Is there an end to India's continual starting problems?
India once again find themselves on the backfoot in an overseas tour.
So, we have the outcome of India's first real overseas Test challenge in the recent times. A 72-run loss to South Africa in Cape Town is how Virat Kohli's men began their long abroad adventure which will see them playing two more Tests in South Africa, five in England and three or maybe four in Australia before the year closes.
The result may have gone in the hosts' favour but India did have their moments in the game.
Heading into Centurion, they can take real confidence from the performance of the fast bowlers, but batting failures in both innings are what they must address in the lead-up to the game and ensure they put in a better showing at Supersport Park, come Saturday.
The loss, however, is an add-on to a list which should amuse neither the team not it's large fan base.
Since 2000, India have played 100 Test matches overseas, winning 32 and losing 38.
A more disturbing trend in those 38 defeats is that India have lost the opening Test of an overseas series on 12 occasions, which has meant that for the remainder of the tour, they have played catch-up to their opposition.
India have been often labelled 'poor travellers'. Judging by the above numbers, it won't be wrong to tout them as 'poor overseas starters', either.
It is a trend that Kohli and his men must curb as they continue on their overseas sojourn. In the recent past, they have shown a tendency to bounce back against mediocre oppositions, but the likes of Australia, South Africa have the tendency to carry the existing winning momentum and motor along for the rest of the series and often complete a clean swipe.
The present team opted not to have a scheduled practice match, ahead of the opening Test in Cape Town and while perhaps the team management was right in trying to conduct their own form of preparations, one must wonder what harm it might have done to have played the game and gotten some runs under their belt.
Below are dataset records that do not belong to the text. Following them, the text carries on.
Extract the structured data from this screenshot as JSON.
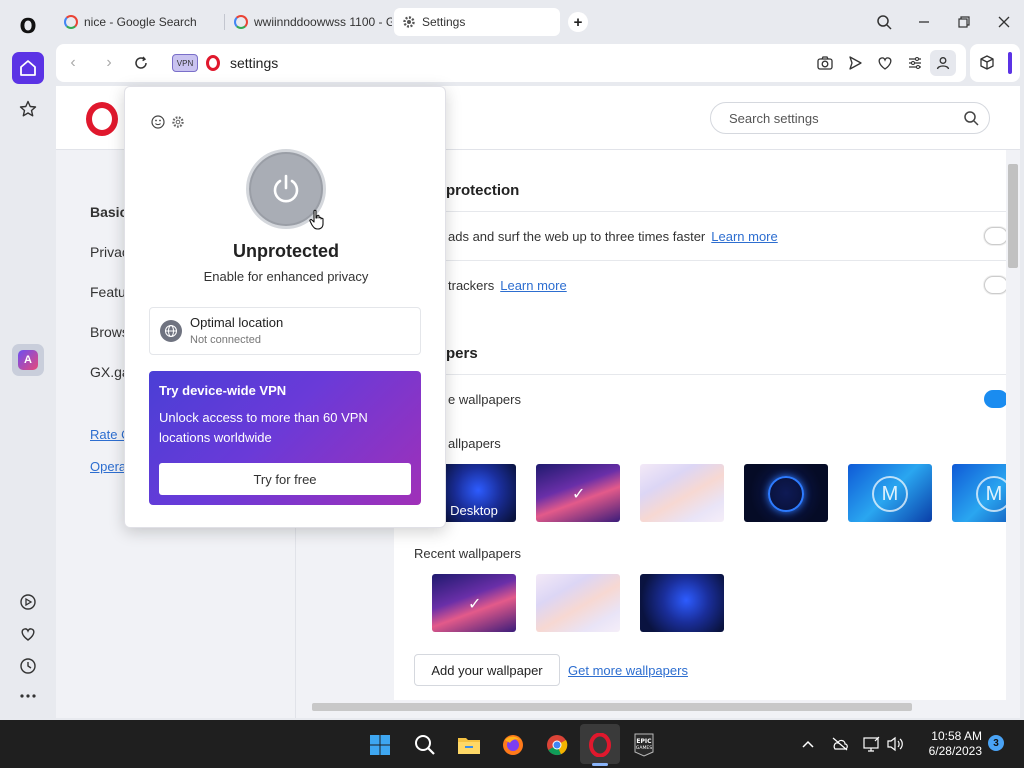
{
  "tabs": [
    {
      "label": "nice - Google Search",
      "icon": "google-icon"
    },
    {
      "label": "wwiinnddoowwss 1100 - G",
      "icon": "google-icon"
    },
    {
      "label": "Settings",
      "icon": "gear-icon"
    }
  ],
  "address_bar": {
    "vpn_badge": "VPN",
    "url": "settings"
  },
  "page": {
    "search_placeholder": "Search settings",
    "left_nav": {
      "items": [
        "Basic",
        "Privac",
        "Featu",
        "Brows",
        "GX.ga"
      ],
      "links": [
        "Rate O",
        "Opera"
      ]
    },
    "sections": {
      "protection": {
        "title": "protection",
        "row1_text": "ads and surf the web up to three times faster",
        "row1_link": "Learn more",
        "row2_text": "trackers",
        "row2_link": "Learn more"
      },
      "wallpapers": {
        "title": "pers",
        "enable_label": "e wallpapers",
        "enabled": true,
        "builtin_label": "allpapers",
        "desktop_label": "Desktop",
        "recent_label": "Recent wallpapers",
        "add_button": "Add your wallpaper",
        "more_link": "Get more wallpapers"
      }
    }
  },
  "vpn_popup": {
    "status": "Unprotected",
    "subtitle": "Enable for enhanced privacy",
    "location_title": "Optimal location",
    "location_status": "Not connected",
    "promo_title": "Try device-wide VPN",
    "promo_text": "Unlock access to more than 60 VPN locations worldwide",
    "promo_button": "Try for free"
  },
  "taskbar": {
    "time": "10:58 AM",
    "date": "6/28/2023",
    "notification_count": "3",
    "epic_label": "EPIC GAMES"
  },
  "colors": {
    "opera_red": "#e0182d",
    "accent_purple": "#5b33e5",
    "toggle_blue": "#1a8cf0"
  }
}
Another reason that can be pointed to the poor start is that India are playing the Tests first on this tour before moving to the limited-overs series and so are literally under the hammer from the word go, rather than easing themselves into the tour.
Those discussions though do not serve any purpose anymore.
Ahead of the second Test, starting in Centurion on Saturday, India have some work to do, if they are to keep their dream of winning their maiden Test series in South Africa alive.
They can, for starters, take solace from the past. In 2010, they were blown away in the opening Test of that series at the same venue but bounced back magnificently to win the second Test at Durban.
For an encore to happen, the batsmen have to complement the bowlers and ensure that their side remains in the game for longer periods than the hosts.
The bowling performance has given a lot of fans big reason to stay optimistic about for the rest of the series, but it is now time for all departments to click or the wait for the elusive win could only get stretched further.